DATA SHOWN:
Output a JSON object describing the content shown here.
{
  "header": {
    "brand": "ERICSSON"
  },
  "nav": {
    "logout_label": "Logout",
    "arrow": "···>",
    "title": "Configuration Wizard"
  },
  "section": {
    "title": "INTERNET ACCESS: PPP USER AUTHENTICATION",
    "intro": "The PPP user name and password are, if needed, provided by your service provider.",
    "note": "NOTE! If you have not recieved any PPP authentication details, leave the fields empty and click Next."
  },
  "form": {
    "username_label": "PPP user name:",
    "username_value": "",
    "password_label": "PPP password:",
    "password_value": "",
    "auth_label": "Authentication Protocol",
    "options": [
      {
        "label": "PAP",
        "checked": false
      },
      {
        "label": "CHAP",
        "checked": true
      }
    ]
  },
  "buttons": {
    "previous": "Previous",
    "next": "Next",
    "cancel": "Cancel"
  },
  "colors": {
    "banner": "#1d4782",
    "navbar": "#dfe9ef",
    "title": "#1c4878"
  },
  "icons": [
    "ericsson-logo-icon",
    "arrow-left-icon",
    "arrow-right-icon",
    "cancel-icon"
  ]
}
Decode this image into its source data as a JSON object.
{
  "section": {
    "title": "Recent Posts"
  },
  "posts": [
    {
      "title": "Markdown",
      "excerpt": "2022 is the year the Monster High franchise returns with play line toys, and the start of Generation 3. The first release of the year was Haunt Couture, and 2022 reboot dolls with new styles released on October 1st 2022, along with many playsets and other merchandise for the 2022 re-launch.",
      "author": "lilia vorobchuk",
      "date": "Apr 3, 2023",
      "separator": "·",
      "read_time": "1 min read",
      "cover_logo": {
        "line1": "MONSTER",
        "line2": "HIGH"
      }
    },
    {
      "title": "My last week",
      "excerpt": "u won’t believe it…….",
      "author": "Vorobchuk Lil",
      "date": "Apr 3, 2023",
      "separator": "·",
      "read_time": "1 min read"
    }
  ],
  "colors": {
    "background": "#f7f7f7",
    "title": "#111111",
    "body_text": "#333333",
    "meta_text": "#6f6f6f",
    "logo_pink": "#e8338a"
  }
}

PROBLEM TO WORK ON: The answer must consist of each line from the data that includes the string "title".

PROBLEM SOLUTION:
    "title": "Configuration Wizard"
    "title": "INTERNET ACCESS: PPP USER AUTHENTICATION",
    "title": "#1c4878"
    "title": "Recent Posts"
      "title": "Markdown",
      "title": "My last week",
    "title": "#111111",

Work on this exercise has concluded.